Pull each line holding "label" out of the entries below.

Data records
○ ○ ○ ○ ○
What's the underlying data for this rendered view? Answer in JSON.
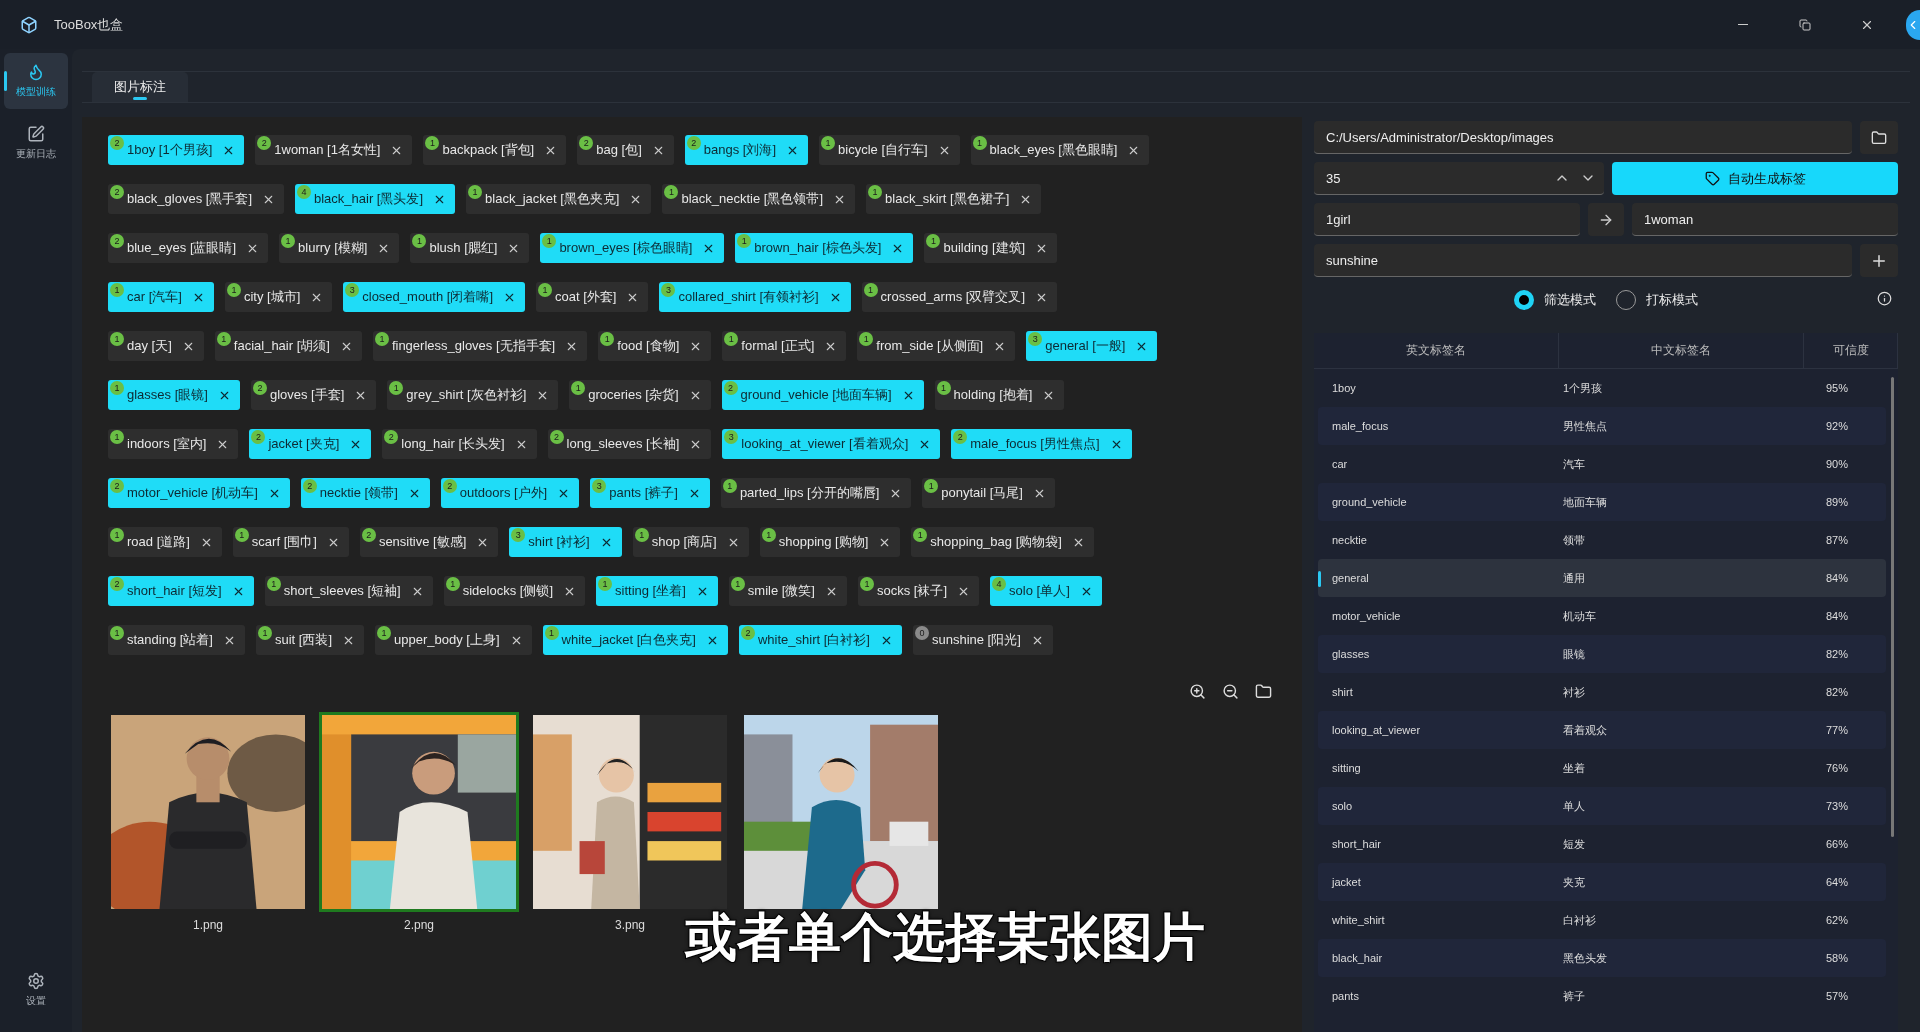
{
  "app": {
    "title": "TooBox也盒"
  },
  "sidebar": {
    "items": [
      {
        "label": "模型训练",
        "selected": true
      },
      {
        "label": "更新日志",
        "selected": false
      }
    ],
    "footer": {
      "label": "设置"
    }
  },
  "tabs": [
    {
      "label": "图片标注",
      "selected": true
    }
  ],
  "tag_rows": [
    [
      {
        "count": "2",
        "name": "1boy [1个男孩]",
        "selected": true,
        "color": "#6abf45"
      },
      {
        "count": "2",
        "name": "1woman [1名女性]",
        "selected": false,
        "color": "#6abf45"
      },
      {
        "count": "1",
        "name": "backpack [背包]",
        "selected": false,
        "color": "#6abf45"
      },
      {
        "count": "2",
        "name": "bag [包]",
        "selected": false,
        "color": "#6abf45"
      },
      {
        "count": "2",
        "name": "bangs [刘海]",
        "selected": true,
        "color": "#6abf45"
      },
      {
        "count": "1",
        "name": "bicycle [自行车]",
        "selected": false,
        "color": "#6abf45"
      },
      {
        "count": "1",
        "name": "black_eyes [黑色眼睛]",
        "selected": false,
        "color": "#6abf45"
      }
    ],
    [
      {
        "count": "2",
        "name": "black_gloves [黑手套]",
        "selected": false,
        "color": "#6abf45"
      },
      {
        "count": "4",
        "name": "black_hair [黑头发]",
        "selected": true,
        "color": "#6abf45"
      },
      {
        "count": "1",
        "name": "black_jacket [黑色夹克]",
        "selected": false,
        "color": "#6abf45"
      },
      {
        "count": "1",
        "name": "black_necktie [黑色领带]",
        "selected": false,
        "color": "#6abf45"
      },
      {
        "count": "1",
        "name": "black_skirt [黑色裙子]",
        "selected": false,
        "color": "#6abf45"
      }
    ],
    [
      {
        "count": "2",
        "name": "blue_eyes [蓝眼睛]",
        "selected": false,
        "color": "#6abf45"
      },
      {
        "count": "1",
        "name": "blurry [模糊]",
        "selected": false,
        "color": "#6abf45"
      },
      {
        "count": "1",
        "name": "blush [腮红]",
        "selected": false,
        "color": "#6abf45"
      },
      {
        "count": "1",
        "name": "brown_eyes [棕色眼睛]",
        "selected": true,
        "color": "#6abf45"
      },
      {
        "count": "1",
        "name": "brown_hair [棕色头发]",
        "selected": true,
        "color": "#6abf45"
      },
      {
        "count": "1",
        "name": "building [建筑]",
        "selected": false,
        "color": "#6abf45"
      }
    ],
    [
      {
        "count": "1",
        "name": "car [汽车]",
        "selected": true,
        "color": "#6abf45"
      },
      {
        "count": "1",
        "name": "city [城市]",
        "selected": false,
        "color": "#6abf45"
      },
      {
        "count": "3",
        "name": "closed_mouth [闭着嘴]",
        "selected": true,
        "color": "#6abf45"
      },
      {
        "count": "1",
        "name": "coat [外套]",
        "selected": false,
        "color": "#6abf45"
      },
      {
        "count": "3",
        "name": "collared_shirt [有领衬衫]",
        "selected": true,
        "color": "#6abf45"
      },
      {
        "count": "1",
        "name": "crossed_arms [双臂交叉]",
        "selected": false,
        "color": "#6abf45"
      }
    ],
    [
      {
        "count": "1",
        "name": "day [天]",
        "selected": false,
        "color": "#6abf45"
      },
      {
        "count": "1",
        "name": "facial_hair [胡须]",
        "selected": false,
        "color": "#6abf45"
      },
      {
        "count": "1",
        "name": "fingerless_gloves [无指手套]",
        "selected": false,
        "color": "#6abf45"
      },
      {
        "count": "1",
        "name": "food [食物]",
        "selected": false,
        "color": "#6abf45"
      },
      {
        "count": "1",
        "name": "formal [正式]",
        "selected": false,
        "color": "#6abf45"
      },
      {
        "count": "1",
        "name": "from_side [从侧面]",
        "selected": false,
        "color": "#6abf45"
      },
      {
        "count": "3",
        "name": "general [一般]",
        "selected": true,
        "color": "#6abf45"
      }
    ],
    [
      {
        "count": "1",
        "name": "glasses [眼镜]",
        "selected": true,
        "color": "#6abf45"
      },
      {
        "count": "2",
        "name": "gloves [手套]",
        "selected": false,
        "color": "#6abf45"
      },
      {
        "count": "1",
        "name": "grey_shirt [灰色衬衫]",
        "selected": false,
        "color": "#6abf45"
      },
      {
        "count": "1",
        "name": "groceries [杂货]",
        "selected": false,
        "color": "#6abf45"
      },
      {
        "count": "2",
        "name": "ground_vehicle [地面车辆]",
        "selected": true,
        "color": "#6abf45"
      },
      {
        "count": "1",
        "name": "holding [抱着]",
        "selected": false,
        "color": "#6abf45"
      }
    ],
    [
      {
        "count": "1",
        "name": "indoors [室内]",
        "selected": false,
        "color": "#6abf45"
      },
      {
        "count": "2",
        "name": "jacket [夹克]",
        "selected": true,
        "color": "#6abf45"
      },
      {
        "count": "2",
        "name": "long_hair [长头发]",
        "selected": false,
        "color": "#6abf45"
      },
      {
        "count": "2",
        "name": "long_sleeves [长袖]",
        "selected": false,
        "color": "#6abf45"
      },
      {
        "count": "3",
        "name": "looking_at_viewer [看着观众]",
        "selected": true,
        "color": "#6abf45"
      },
      {
        "count": "2",
        "name": "male_focus [男性焦点]",
        "selected": true,
        "color": "#6abf45"
      }
    ],
    [
      {
        "count": "2",
        "name": "motor_vehicle [机动车]",
        "selected": true,
        "color": "#6abf45"
      },
      {
        "count": "2",
        "name": "necktie [领带]",
        "selected": true,
        "color": "#6abf45"
      },
      {
        "count": "2",
        "name": "outdoors [户外]",
        "selected": true,
        "color": "#6abf45"
      },
      {
        "count": "3",
        "name": "pants [裤子]",
        "selected": true,
        "color": "#6abf45"
      },
      {
        "count": "1",
        "name": "parted_lips [分开的嘴唇]",
        "selected": false,
        "color": "#6abf45"
      },
      {
        "count": "1",
        "name": "ponytail [马尾]",
        "selected": false,
        "color": "#6abf45"
      }
    ],
    [
      {
        "count": "1",
        "name": "road [道路]",
        "selected": false,
        "color": "#6abf45"
      },
      {
        "count": "1",
        "name": "scarf [围巾]",
        "selected": false,
        "color": "#6abf45"
      },
      {
        "count": "2",
        "name": "sensitive [敏感]",
        "selected": false,
        "color": "#6abf45"
      },
      {
        "count": "3",
        "name": "shirt [衬衫]",
        "selected": true,
        "color": "#6abf45"
      },
      {
        "count": "1",
        "name": "shop [商店]",
        "selected": false,
        "color": "#6abf45"
      },
      {
        "count": "1",
        "name": "shopping [购物]",
        "selected": false,
        "color": "#6abf45"
      },
      {
        "count": "1",
        "name": "shopping_bag [购物袋]",
        "selected": false,
        "color": "#6abf45"
      }
    ],
    [
      {
        "count": "2",
        "name": "short_hair [短发]",
        "selected": true,
        "color": "#6abf45"
      },
      {
        "count": "1",
        "name": "short_sleeves [短袖]",
        "selected": false,
        "color": "#6abf45"
      },
      {
        "count": "1",
        "name": "sidelocks [侧锁]",
        "selected": false,
        "color": "#6abf45"
      },
      {
        "count": "1",
        "name": "sitting [坐着]",
        "selected": true,
        "color": "#6abf45"
      },
      {
        "count": "1",
        "name": "smile [微笑]",
        "selected": false,
        "color": "#6abf45"
      },
      {
        "count": "1",
        "name": "socks [袜子]",
        "selected": false,
        "color": "#6abf45"
      },
      {
        "count": "4",
        "name": "solo [单人]",
        "selected": true,
        "color": "#6abf45"
      }
    ],
    [
      {
        "count": "1",
        "name": "standing [站着]",
        "selected": false,
        "color": "#6abf45"
      },
      {
        "count": "1",
        "name": "suit [西装]",
        "selected": false,
        "color": "#6abf45"
      },
      {
        "count": "1",
        "name": "upper_body [上身]",
        "selected": false,
        "color": "#6abf45"
      },
      {
        "count": "1",
        "name": "white_jacket [白色夹克]",
        "selected": true,
        "color": "#6abf45"
      },
      {
        "count": "2",
        "name": "white_shirt [白衬衫]",
        "selected": true,
        "color": "#6abf45"
      },
      {
        "count": "0",
        "name": "sunshine [阳光]",
        "selected": false,
        "color": "#8a8a8a"
      }
    ]
  ],
  "images": [
    {
      "kind": "picture",
      "filename": "1.png",
      "selected": false
    },
    {
      "kind": "picture",
      "filename": "2.png",
      "selected": true
    },
    {
      "kind": "picture",
      "filename": "3.png",
      "selected": false
    },
    {
      "kind": "picture",
      "selected": false
    }
  ],
  "right_panel": {
    "folder_path": "C:/Users/Administrator/Desktop/images",
    "threshold": "35",
    "auto_tag_button": "自动生成标签",
    "replace_from": "1girl",
    "replace_to": "1woman",
    "add_tag": "sunshine",
    "modes": [
      {
        "label": "筛选模式",
        "selected": true
      },
      {
        "label": "打标模式",
        "selected": false
      }
    ]
  },
  "table": {
    "columns": [
      "英文标签名",
      "中文标签名",
      "可信度"
    ],
    "rows": [
      {
        "english": "1boy",
        "chinese": "1个男孩",
        "confidence": "95%",
        "selected": false
      },
      {
        "english": "male_focus",
        "chinese": "男性焦点",
        "confidence": "92%",
        "selected": false
      },
      {
        "english": "car",
        "chinese": "汽车",
        "confidence": "90%",
        "selected": false
      },
      {
        "english": "ground_vehicle",
        "chinese": "地面车辆",
        "confidence": "89%",
        "selected": false
      },
      {
        "english": "necktie",
        "chinese": "领带",
        "confidence": "87%",
        "selected": false
      },
      {
        "english": "general",
        "chinese": "通用",
        "confidence": "84%",
        "selected": true
      },
      {
        "english": "motor_vehicle",
        "chinese": "机动车",
        "confidence": "84%",
        "selected": false
      },
      {
        "english": "glasses",
        "chinese": "眼镜",
        "confidence": "82%",
        "selected": false
      },
      {
        "english": "shirt",
        "chinese": "衬衫",
        "confidence": "82%",
        "selected": false
      },
      {
        "english": "looking_at_viewer",
        "chinese": "看着观众",
        "confidence": "77%",
        "selected": false
      },
      {
        "english": "sitting",
        "chinese": "坐着",
        "confidence": "76%",
        "selected": false
      },
      {
        "english": "solo",
        "chinese": "单人",
        "confidence": "73%",
        "selected": false
      },
      {
        "english": "short_hair",
        "chinese": "短发",
        "confidence": "66%",
        "selected": false
      },
      {
        "english": "jacket",
        "chinese": "夹克",
        "confidence": "64%",
        "selected": false
      },
      {
        "english": "white_shirt",
        "chinese": "白衬衫",
        "confidence": "62%",
        "selected": false
      },
      {
        "english": "black_hair",
        "chinese": "黑色头发",
        "confidence": "58%",
        "selected": false
      },
      {
        "english": "pants",
        "chinese": "裤子",
        "confidence": "57%",
        "selected": false
      }
    ]
  },
  "caption": "或者单个选择某张图片"
}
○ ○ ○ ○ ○
*Worked solution*.
        "label": "模型训练",
        "label": "更新日志",
      "label": "设置"
      "label": "图片标注",
        "label": "筛选模式",
        "label": "打标模式",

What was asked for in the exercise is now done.